Apply your understanding of roles and responsibilities
One of the most valuable lessons I've learned as a lifelong agency account manager and owner is the importance of developing a deep understanding of your client in order to have a productive and lasting relationship. Possessing working knowledge of the CMO's current roles and responsibilities is the essential starting point for a successful relationship. Beyond the standard CMO job description, each company has unique perspectives and expectations for this role. Make sure you know how your CMO differs from others.
A relatively new addition to the C-level executive suite, the CMO role has evolved beyond oversight of brand and marketing initiatives over the years. The modern CMO is being asked to own the customer experience through the entire product lifecycle, not just the top of the sales funnel.
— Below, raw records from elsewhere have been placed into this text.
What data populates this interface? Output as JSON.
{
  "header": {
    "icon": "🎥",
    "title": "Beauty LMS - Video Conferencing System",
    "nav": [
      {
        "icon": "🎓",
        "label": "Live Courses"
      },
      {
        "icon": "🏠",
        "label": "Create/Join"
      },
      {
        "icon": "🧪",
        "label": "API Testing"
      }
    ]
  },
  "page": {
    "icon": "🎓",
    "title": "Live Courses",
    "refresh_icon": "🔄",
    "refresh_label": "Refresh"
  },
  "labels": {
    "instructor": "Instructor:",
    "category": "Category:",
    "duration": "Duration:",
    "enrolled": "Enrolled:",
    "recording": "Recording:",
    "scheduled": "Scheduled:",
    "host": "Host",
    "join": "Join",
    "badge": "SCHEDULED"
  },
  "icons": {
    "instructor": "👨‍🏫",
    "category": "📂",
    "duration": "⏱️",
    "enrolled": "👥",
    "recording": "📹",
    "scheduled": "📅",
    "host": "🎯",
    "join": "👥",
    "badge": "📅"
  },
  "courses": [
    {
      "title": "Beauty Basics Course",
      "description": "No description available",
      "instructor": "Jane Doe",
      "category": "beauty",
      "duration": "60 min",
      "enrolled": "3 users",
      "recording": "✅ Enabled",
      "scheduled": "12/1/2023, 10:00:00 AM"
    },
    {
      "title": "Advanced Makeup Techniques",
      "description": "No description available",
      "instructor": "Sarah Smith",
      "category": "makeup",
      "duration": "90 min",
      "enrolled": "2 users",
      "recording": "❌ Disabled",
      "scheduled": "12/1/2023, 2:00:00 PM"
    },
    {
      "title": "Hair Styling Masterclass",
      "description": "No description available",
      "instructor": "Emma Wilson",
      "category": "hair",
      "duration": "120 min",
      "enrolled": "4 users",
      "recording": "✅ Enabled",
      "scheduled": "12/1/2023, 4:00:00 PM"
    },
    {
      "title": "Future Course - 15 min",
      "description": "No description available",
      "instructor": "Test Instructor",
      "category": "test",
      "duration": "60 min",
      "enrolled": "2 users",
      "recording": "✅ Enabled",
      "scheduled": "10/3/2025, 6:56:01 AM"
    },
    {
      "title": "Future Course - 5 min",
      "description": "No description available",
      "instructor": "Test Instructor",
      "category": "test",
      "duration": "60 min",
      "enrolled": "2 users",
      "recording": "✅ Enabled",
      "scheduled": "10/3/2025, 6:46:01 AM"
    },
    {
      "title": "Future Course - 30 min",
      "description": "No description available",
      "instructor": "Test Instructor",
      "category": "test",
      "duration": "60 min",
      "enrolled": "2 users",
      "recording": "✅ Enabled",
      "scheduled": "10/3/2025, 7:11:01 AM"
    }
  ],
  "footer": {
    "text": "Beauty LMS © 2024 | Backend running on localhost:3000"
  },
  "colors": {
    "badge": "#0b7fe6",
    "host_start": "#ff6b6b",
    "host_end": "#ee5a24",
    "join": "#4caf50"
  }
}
This requires breaking down internal silos and mapping marketing to the customer experience, rather than internal infrastructure. The modern CMO must rely heavily on technology vendors, data aggregators, and multiple agencies to measure marketing efforts, gain insights, and generate results.
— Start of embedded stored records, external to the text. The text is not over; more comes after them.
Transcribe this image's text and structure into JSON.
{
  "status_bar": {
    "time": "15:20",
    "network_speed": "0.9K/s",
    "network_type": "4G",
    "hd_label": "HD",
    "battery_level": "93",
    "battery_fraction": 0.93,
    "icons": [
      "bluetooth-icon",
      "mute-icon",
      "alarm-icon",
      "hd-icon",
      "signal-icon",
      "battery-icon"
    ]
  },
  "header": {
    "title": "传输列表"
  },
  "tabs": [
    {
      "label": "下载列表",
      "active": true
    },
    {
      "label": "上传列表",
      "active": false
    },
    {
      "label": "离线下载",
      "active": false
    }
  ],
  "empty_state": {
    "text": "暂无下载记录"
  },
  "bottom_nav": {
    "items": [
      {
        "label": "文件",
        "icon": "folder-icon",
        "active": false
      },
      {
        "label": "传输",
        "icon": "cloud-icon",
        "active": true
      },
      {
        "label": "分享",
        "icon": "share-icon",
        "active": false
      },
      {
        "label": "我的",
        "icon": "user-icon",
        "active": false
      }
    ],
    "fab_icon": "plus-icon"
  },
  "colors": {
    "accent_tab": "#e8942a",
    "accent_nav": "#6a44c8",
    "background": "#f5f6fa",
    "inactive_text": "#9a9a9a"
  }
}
Above all else, a CMO's survival is based on his or her ability to demonstrate a measurable return on investment (ROI) on any and all marketing efforts to the CEO and the rest of the C-suite. In some cases, the C-suite must first be educated on the value of marketing and the value of a CMO overseeing marketing efforts. Most CEOs, however, see the value of someone overseeing the "big picture" for the brand and understand that the role requires agile, creative thinking. Unfortunately, technology, social media, and changes in the way our culture consumes media makes the CMO's success a moving mark.
Experts within the marketing community believe the evolving CMO role will become more of a "project manager" who understands fully integrated issues, bringing together concepts of data, design, public relations, marketing, and advertising. The previous path from VP sales to CMO will become extinct in the near future, as a broader set of skills, knowledge, and experience will be required. In other words, the modern CMO's role will be all-encompassing, as the CMO will be playing the roles of collaborator and coordinator across the organization. Other experts believe the CMO title may someday be replaced by the chief customer officer (CCO), as a deeper understanding of the customer will ultimately lead to smarter marketing.